Here are the plans for a theoretical piano. It has all the workings of a regular concert grand, but instead of the keys facing the piano like normally, they face directly opposite of the body of the piano. ...
Directly opposite? As in 180 degrees? Don't you mean 90 degrees? Surely a "regular concert grand" would still be in its normal orientation, that is to say with the wavy side facing the audience, and the long straight side (on which the lid hinges are) away from the audience, so that the lid, when up, still reflects the sound towards the audience.
Obviously I realize that this type of piano would be quite costly and would not offer much to a performer other than the ability to face the audience while performing.
Quite so. Cost apart, one needs to ask what real benefit attaches to that ability. I can understand that a performer might wish to face the audience, but can also imagine that he or she might prefer not to (to avoid distraction, for one). Besides, unless playing from memory, the sheet music would be bang in the middle of the player's line of sight to the audience.

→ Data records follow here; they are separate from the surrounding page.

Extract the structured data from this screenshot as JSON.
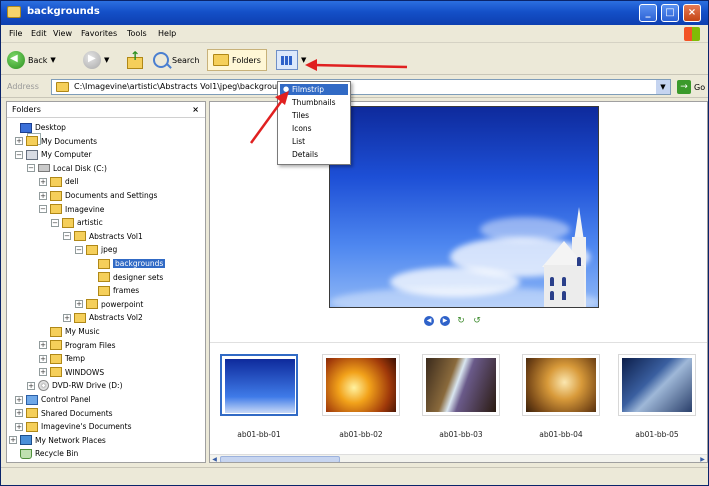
{
  "window": {
    "title": "backgrounds"
  },
  "menu": {
    "items": [
      "File",
      "Edit",
      "View",
      "Favorites",
      "Tools",
      "Help"
    ]
  },
  "toolbar": {
    "back_label": "Back",
    "search_label": "Search",
    "folders_label": "Folders"
  },
  "address": {
    "label": "Address",
    "value": "C:\\Imagevine\\artistic\\Abstracts Vol1\\jpeg\\backgrounds",
    "go_label": "Go"
  },
  "views_menu": {
    "items": [
      "Filmstrip",
      "Thumbnails",
      "Tiles",
      "Icons",
      "List",
      "Details"
    ],
    "selected": "Filmstrip"
  },
  "folders_pane": {
    "title": "Folders",
    "close_glyph": "×",
    "tree": [
      {
        "label": "Desktop",
        "icon": "desktop-icon",
        "expander": ""
      },
      {
        "label": "My Documents",
        "icon": "documents-folder-icon",
        "expander": "+"
      },
      {
        "label": "My Computer",
        "icon": "computer-icon",
        "expander": "−"
      },
      {
        "label": "Local Disk (C:)",
        "icon": "drive-icon",
        "expander": "−"
      },
      {
        "label": "dell",
        "icon": "folder-icon",
        "expander": "+"
      },
      {
        "label": "Documents and Settings",
        "icon": "folder-icon",
        "expander": "+"
      },
      {
        "label": "Imagevine",
        "icon": "folder-icon",
        "expander": "−"
      },
      {
        "label": "artistic",
        "icon": "folder-icon",
        "expander": "−"
      },
      {
        "label": "Abstracts Vol1",
        "icon": "folder-icon",
        "expander": "−"
      },
      {
        "label": "jpeg",
        "icon": "folder-icon",
        "expander": "−"
      },
      {
        "label": "backgrounds",
        "icon": "folder-icon",
        "expander": ""
      },
      {
        "label": "designer sets",
        "icon": "folder-icon",
        "expander": ""
      },
      {
        "label": "frames",
        "icon": "folder-icon",
        "expander": ""
      },
      {
        "label": "powerpoint",
        "icon": "folder-icon",
        "expander": "+"
      },
      {
        "label": "Abstracts Vol2",
        "icon": "folder-icon",
        "expander": "+"
      },
      {
        "label": "My Music",
        "icon": "folder-icon",
        "expander": ""
      },
      {
        "label": "Program Files",
        "icon": "folder-icon",
        "expander": "+"
      },
      {
        "label": "Temp",
        "icon": "folder-icon",
        "expander": "+"
      },
      {
        "label": "WINDOWS",
        "icon": "folder-icon",
        "expander": "+"
      },
      {
        "label": "DVD-RW Drive (D:)",
        "icon": "cd-drive-icon",
        "expander": "+"
      },
      {
        "label": "Control Panel",
        "icon": "control-panel-icon",
        "expander": "+"
      },
      {
        "label": "Shared Documents",
        "icon": "folder-icon",
        "expander": "+"
      },
      {
        "label": "Imagevine's Documents",
        "icon": "folder-icon",
        "expander": "+"
      },
      {
        "label": "My Network Places",
        "icon": "network-icon",
        "expander": "+"
      },
      {
        "label": "Recycle Bin",
        "icon": "recycle-bin-icon",
        "expander": ""
      }
    ],
    "selected": "backgrounds"
  },
  "filmstrip": {
    "thumbnails": [
      {
        "caption": "ab01-bb-01"
      },
      {
        "caption": "ab01-bb-02"
      },
      {
        "caption": "ab01-bb-03"
      },
      {
        "caption": "ab01-bb-04"
      },
      {
        "caption": "ab01-bb-05"
      }
    ],
    "controls": [
      "previous-image",
      "next-image",
      "rotate-clockwise",
      "rotate-counterclockwise"
    ]
  },
  "colors": {
    "titlebar": "#1450c8",
    "selection": "#316ac5",
    "annotation_arrow": "#e02020"
  }
}
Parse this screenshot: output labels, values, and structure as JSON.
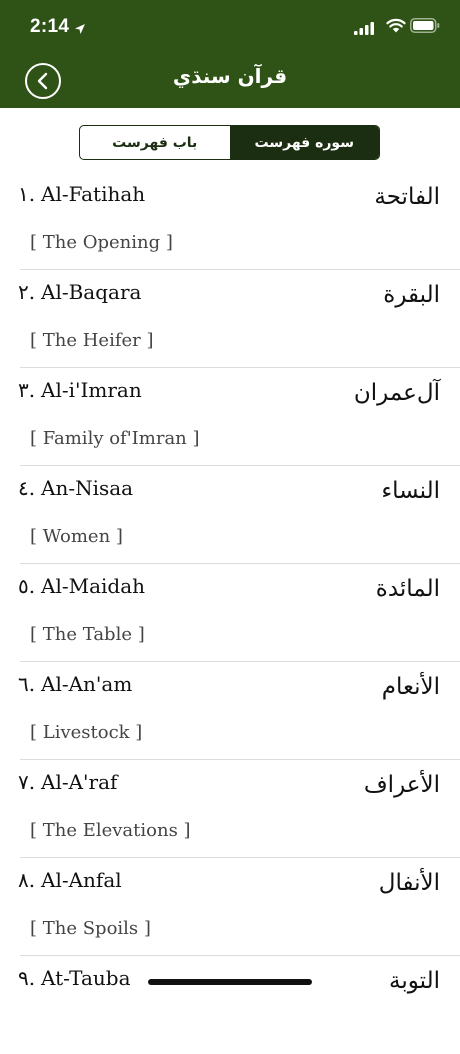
{
  "status_bar": {
    "time": "2:14"
  },
  "nav": {
    "title": "قرآن سنڌي"
  },
  "tabs": {
    "chapter_index": "باب فهرست",
    "surah_index": "سوره فهرست"
  },
  "surahs": [
    {
      "number": "١.",
      "name": "Al-Fatihah",
      "meaning": "[ The Opening ]",
      "arabic": "الفاتحة"
    },
    {
      "number": "٢.",
      "name": "Al-Baqara",
      "meaning": "[ The Heifer ]",
      "arabic": "البقرة"
    },
    {
      "number": "٣.",
      "name": "Al-i'Imran",
      "meaning": "[ Family of'Imran ]",
      "arabic": "آل‌عمران"
    },
    {
      "number": "٤.",
      "name": "An-Nisaa",
      "meaning": "[ Women ]",
      "arabic": "النساء"
    },
    {
      "number": "٥.",
      "name": "Al-Maidah",
      "meaning": "[ The Table ]",
      "arabic": "المائدة"
    },
    {
      "number": "٦.",
      "name": "Al-An'am",
      "meaning": "[ Livestock ]",
      "arabic": "الأنعام"
    },
    {
      "number": "٧.",
      "name": "Al-A'raf",
      "meaning": "[ The Elevations ]",
      "arabic": "الأعراف"
    },
    {
      "number": "٨.",
      "name": "Al-Anfal",
      "meaning": "[ The Spoils ]",
      "arabic": "الأنفال"
    },
    {
      "number": "٩.",
      "name": "At-Tauba",
      "meaning": "",
      "arabic": "التوبة"
    }
  ]
}
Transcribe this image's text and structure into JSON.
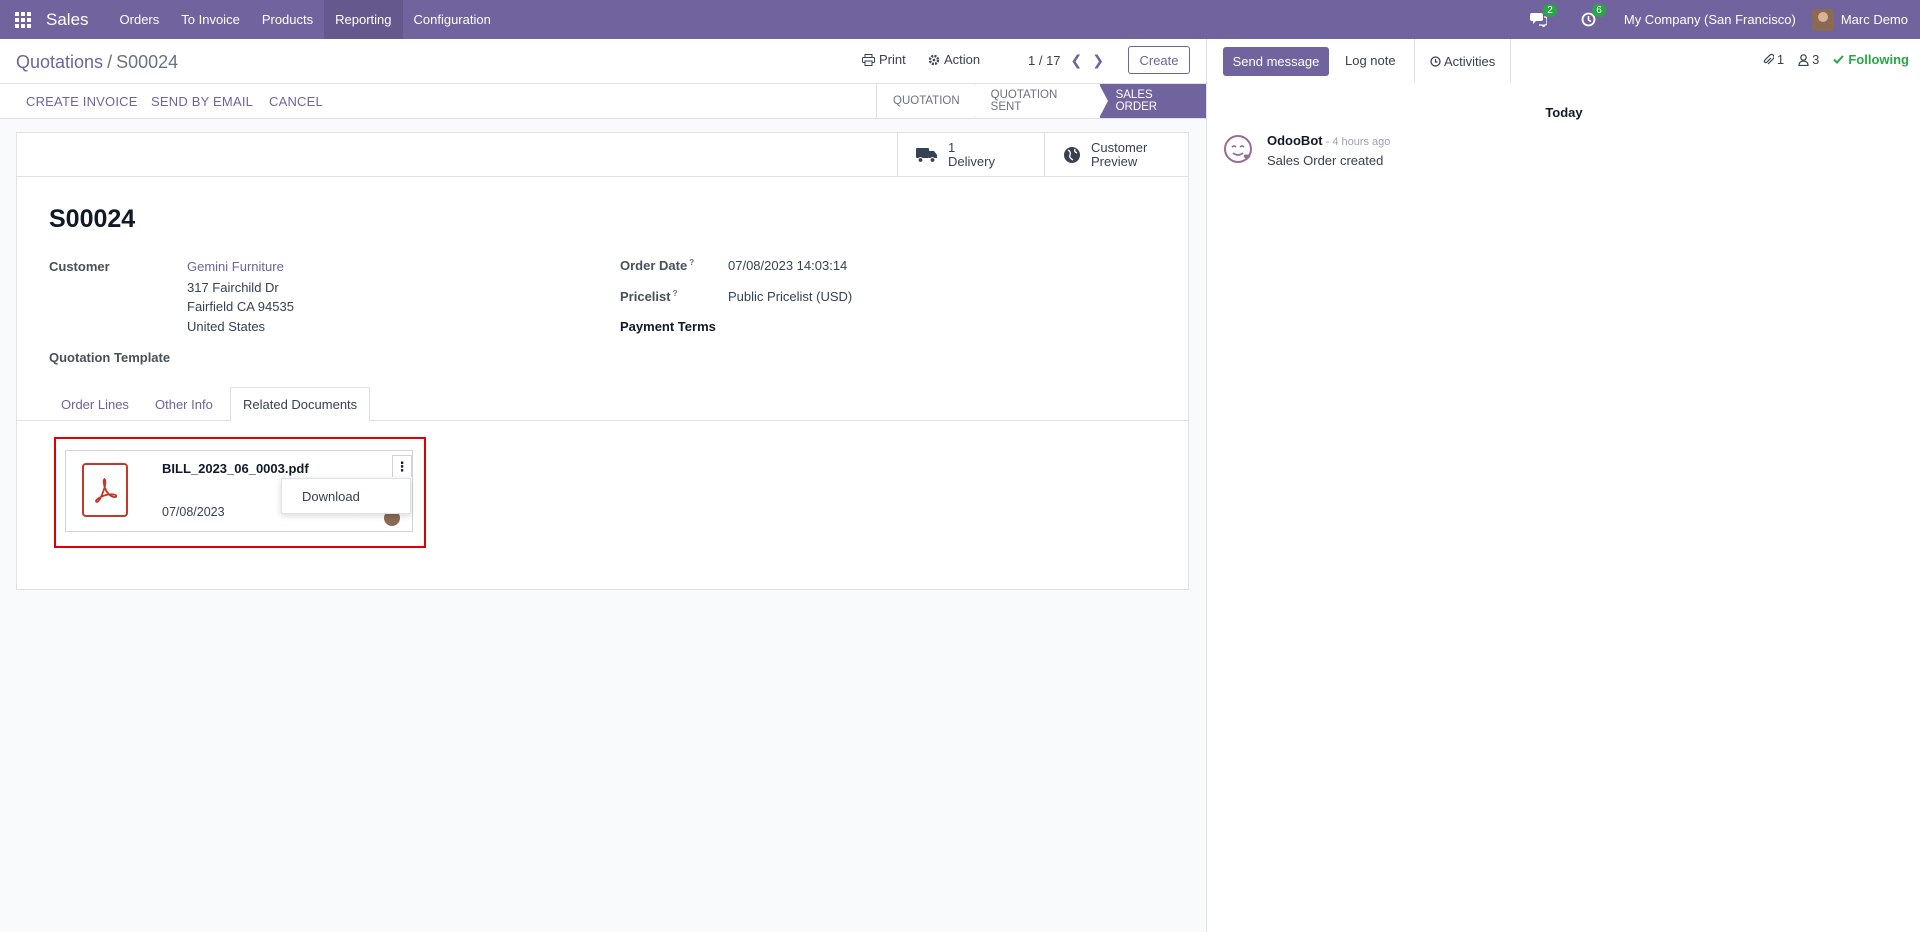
{
  "navbar": {
    "app_name": "Sales",
    "menu": [
      "Orders",
      "To Invoice",
      "Products",
      "Reporting",
      "Configuration"
    ],
    "messages_count": "2",
    "activities_count": "6",
    "company": "My Company (San Francisco)",
    "user": "Marc Demo"
  },
  "control": {
    "breadcrumb_parent": "Quotations",
    "breadcrumb_sep": "/",
    "breadcrumb_current": "S00024",
    "print_label": "Print",
    "action_label": "Action",
    "pager": "1 / 17",
    "create_label": "Create",
    "actions": [
      "CREATE INVOICE",
      "SEND BY EMAIL",
      "CANCEL"
    ],
    "stages": [
      "QUOTATION",
      "QUOTATION SENT",
      "SALES ORDER"
    ],
    "active_stage": "SALES ORDER"
  },
  "smart_buttons": {
    "delivery_count": "1",
    "delivery_label": "Delivery",
    "preview_line1": "Customer",
    "preview_line2": "Preview"
  },
  "form": {
    "title": "S00024",
    "customer_label": "Customer",
    "customer_name": "Gemini Furniture",
    "address_line1": "317 Fairchild Dr",
    "address_line2": "Fairfield CA 94535",
    "address_line3": "United States",
    "template_label": "Quotation Template",
    "order_date_label": "Order Date",
    "order_date": "07/08/2023 14:03:14",
    "pricelist_label": "Pricelist",
    "pricelist": "Public Pricelist (USD)",
    "payment_terms_label": "Payment Terms",
    "help_mark": "?"
  },
  "tabs": [
    "Order Lines",
    "Other Info",
    "Related Documents"
  ],
  "attachment": {
    "file_name": "BILL_2023_06_0003.pdf",
    "date": "07/08/2023",
    "menu_item": "Download"
  },
  "chatter": {
    "send_message": "Send message",
    "log_note": "Log note",
    "activities": "Activities",
    "attachments_count": "1",
    "followers_count": "3",
    "following": "Following",
    "date_separator": "Today",
    "message_author": "OdooBot",
    "message_time": "- 4 hours ago",
    "message_body": "Sales Order created"
  },
  "colors": {
    "brand": "#71639e",
    "highlight": "#e00000",
    "following": "#28a745"
  }
}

Tell us one thing about this auxiliary console you envisage, which faces away from the piano. You seem to be saying that wires run straight down from the keys to this tunnel. This seems to imply that this first set of wires will be protected by some sort of enclosure, i.e. the console is opaque and the audience will only be able to see that part of the performer which protrudes over the top of it, i.e. just head and part of the torso, possibly some of the arms as well. That being the case, Is there really enough benefit here over and above simply rotating a normal piano round? Then the performer can still see the audience by looking over the top of the piano. Admittedly, this does have the slight drawback that the lid would need to be removed, which would change the acoustics somewhat.
Of course your scheme is only helpful for solo piano recitals. For concertos or chamber music it is more important that the pianist be able to see the other performers than the audience.